'''

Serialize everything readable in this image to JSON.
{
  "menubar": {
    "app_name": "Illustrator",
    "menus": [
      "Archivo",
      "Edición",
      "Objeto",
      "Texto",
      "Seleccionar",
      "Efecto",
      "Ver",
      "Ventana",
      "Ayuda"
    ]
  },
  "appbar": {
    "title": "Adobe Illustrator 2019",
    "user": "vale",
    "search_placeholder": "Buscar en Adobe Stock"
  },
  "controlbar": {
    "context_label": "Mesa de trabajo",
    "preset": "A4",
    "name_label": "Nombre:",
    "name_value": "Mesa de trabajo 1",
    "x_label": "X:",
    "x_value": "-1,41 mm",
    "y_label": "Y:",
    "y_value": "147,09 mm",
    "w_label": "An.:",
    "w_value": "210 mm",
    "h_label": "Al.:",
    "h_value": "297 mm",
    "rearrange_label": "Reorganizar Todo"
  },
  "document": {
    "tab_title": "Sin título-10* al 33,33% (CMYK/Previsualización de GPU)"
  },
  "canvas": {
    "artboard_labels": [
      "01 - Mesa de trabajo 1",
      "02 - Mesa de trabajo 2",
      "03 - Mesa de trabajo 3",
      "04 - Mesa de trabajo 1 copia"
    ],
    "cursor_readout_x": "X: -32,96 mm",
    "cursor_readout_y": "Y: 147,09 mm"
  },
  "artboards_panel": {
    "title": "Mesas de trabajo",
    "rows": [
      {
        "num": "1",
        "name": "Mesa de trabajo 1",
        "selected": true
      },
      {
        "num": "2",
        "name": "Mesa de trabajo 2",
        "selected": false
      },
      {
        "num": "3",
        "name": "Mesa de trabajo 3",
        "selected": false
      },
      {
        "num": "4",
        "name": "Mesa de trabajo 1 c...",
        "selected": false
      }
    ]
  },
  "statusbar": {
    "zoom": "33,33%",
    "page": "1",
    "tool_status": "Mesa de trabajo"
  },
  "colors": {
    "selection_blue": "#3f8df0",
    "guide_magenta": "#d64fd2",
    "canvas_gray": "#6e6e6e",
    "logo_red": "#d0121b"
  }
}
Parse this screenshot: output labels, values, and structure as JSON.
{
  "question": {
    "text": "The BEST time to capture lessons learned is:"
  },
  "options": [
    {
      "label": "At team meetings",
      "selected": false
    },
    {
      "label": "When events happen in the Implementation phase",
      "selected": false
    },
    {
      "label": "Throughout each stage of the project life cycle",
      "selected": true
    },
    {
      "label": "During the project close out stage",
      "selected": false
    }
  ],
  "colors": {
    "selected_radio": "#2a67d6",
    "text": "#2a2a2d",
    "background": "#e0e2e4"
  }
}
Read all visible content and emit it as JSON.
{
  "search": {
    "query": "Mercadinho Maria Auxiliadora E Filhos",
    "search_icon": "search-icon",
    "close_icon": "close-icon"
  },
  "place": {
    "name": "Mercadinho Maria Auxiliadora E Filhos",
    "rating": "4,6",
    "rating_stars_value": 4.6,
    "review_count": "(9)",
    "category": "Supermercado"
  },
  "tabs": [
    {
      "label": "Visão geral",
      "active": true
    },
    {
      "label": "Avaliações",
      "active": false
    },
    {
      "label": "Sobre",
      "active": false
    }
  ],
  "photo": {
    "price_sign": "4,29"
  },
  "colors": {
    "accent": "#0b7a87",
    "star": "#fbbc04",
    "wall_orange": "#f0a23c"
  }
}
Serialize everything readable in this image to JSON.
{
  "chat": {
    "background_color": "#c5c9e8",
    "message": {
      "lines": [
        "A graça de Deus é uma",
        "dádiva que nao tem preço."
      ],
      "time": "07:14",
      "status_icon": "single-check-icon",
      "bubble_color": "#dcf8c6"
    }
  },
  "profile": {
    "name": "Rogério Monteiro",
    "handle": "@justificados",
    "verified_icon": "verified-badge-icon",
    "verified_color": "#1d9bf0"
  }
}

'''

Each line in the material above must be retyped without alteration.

Serialize everything readable in this image to JSON.
{
  "menubar": {
    "app_name": "Illustrator",
    "menus": [
      "Archivo",
      "Edición",
      "Objeto",
      "Texto",
      "Seleccionar",
      "Efecto",
      "Ver",
      "Ventana",
      "Ayuda"
    ]
  },
  "appbar": {
    "title": "Adobe Illustrator 2019",
    "user": "vale",
    "search_placeholder": "Buscar en Adobe Stock"
  },
  "controlbar": {
    "context_label": "Mesa de trabajo",
    "preset": "A4",
    "name_label": "Nombre:",
    "name_value": "Mesa de trabajo 1",
    "x_label": "X:",
    "x_value": "-1,41 mm",
    "y_label": "Y:",
    "y_value": "147,09 mm",
    "w_label": "An.:",
    "w_value": "210 mm",
    "h_label": "Al.:",
    "h_value": "297 mm",
    "rearrange_label": "Reorganizar Todo"
  },
  "document": {
    "tab_title": "Sin título-10* al 33,33% (CMYK/Previsualización de GPU)"
  },
  "canvas": {
    "artboard_labels": [
      "01 - Mesa de trabajo 1",
      "02 - Mesa de trabajo 2",
      "03 - Mesa de trabajo 3",
      "04 - Mesa de trabajo 1 copia"
    ],
    "cursor_readout_x": "X: -32,96 mm",
    "cursor_readout_y": "Y: 147,09 mm"
  },
  "artboards_panel": {
    "title": "Mesas de trabajo",
    "rows": [
      {
        "num": "1",
        "name": "Mesa de trabajo 1",
        "selected": true
      },
      {
        "num": "2",
        "name": "Mesa de trabajo 2",
        "selected": false
      },
      {
        "num": "3",
        "name": "Mesa de trabajo 3",
        "selected": false
      },
      {
        "num": "4",
        "name": "Mesa de trabajo 1 c...",
        "selected": false
      }
    ]
  },
  "statusbar": {
    "zoom": "33,33%",
    "page": "1",
    "tool_status": "Mesa de trabajo"
  },
  "colors": {
    "selection_blue": "#3f8df0",
    "guide_magenta": "#d64fd2",
    "canvas_gray": "#6e6e6e",
    "logo_red": "#d0121b"
  }
}
Parse this screenshot: output labels, values, and structure as JSON.
{
  "question": {
    "text": "The BEST time to capture lessons learned is:"
  },
  "options": [
    {
      "label": "At team meetings",
      "selected": false
    },
    {
      "label": "When events happen in the Implementation phase",
      "selected": false
    },
    {
      "label": "Throughout each stage of the project life cycle",
      "selected": true
    },
    {
      "label": "During the project close out stage",
      "selected": false
    }
  ],
  "colors": {
    "selected_radio": "#2a67d6",
    "text": "#2a2a2d",
    "background": "#e0e2e4"
  }
}
Read all visible content and emit it as JSON.
{
  "search": {
    "query": "Mercadinho Maria Auxiliadora E Filhos",
    "search_icon": "search-icon",
    "close_icon": "close-icon"
  },
  "place": {
    "name": "Mercadinho Maria Auxiliadora E Filhos",
    "rating": "4,6",
    "rating_stars_value": 4.6,
    "review_count": "(9)",
    "category": "Supermercado"
  },
  "tabs": [
    {
      "label": "Visão geral",
      "active": true
    },
    {
      "label": "Avaliações",
      "active": false
    },
    {
      "label": "Sobre",
      "active": false
    }
  ],
  "photo": {
    "price_sign": "4,29"
  },
  "colors": {
    "accent": "#0b7a87",
    "star": "#fbbc04",
    "wall_orange": "#f0a23c"
  }
}
Serialize everything readable in this image to JSON.
{
  "chat": {
    "background_color": "#c5c9e8",
    "message": {
      "lines": [
        "A graça de Deus é uma",
        "dádiva que nao tem preço."
      ],
      "time": "07:14",
      "status_icon": "single-check-icon",
      "bubble_color": "#dcf8c6"
    }
  },
  "profile": {
    "name": "Rogério Monteiro",
    "handle": "@justificados",
    "verified_icon": "verified-badge-icon",
    "verified_color": "#1d9bf0"
  }
}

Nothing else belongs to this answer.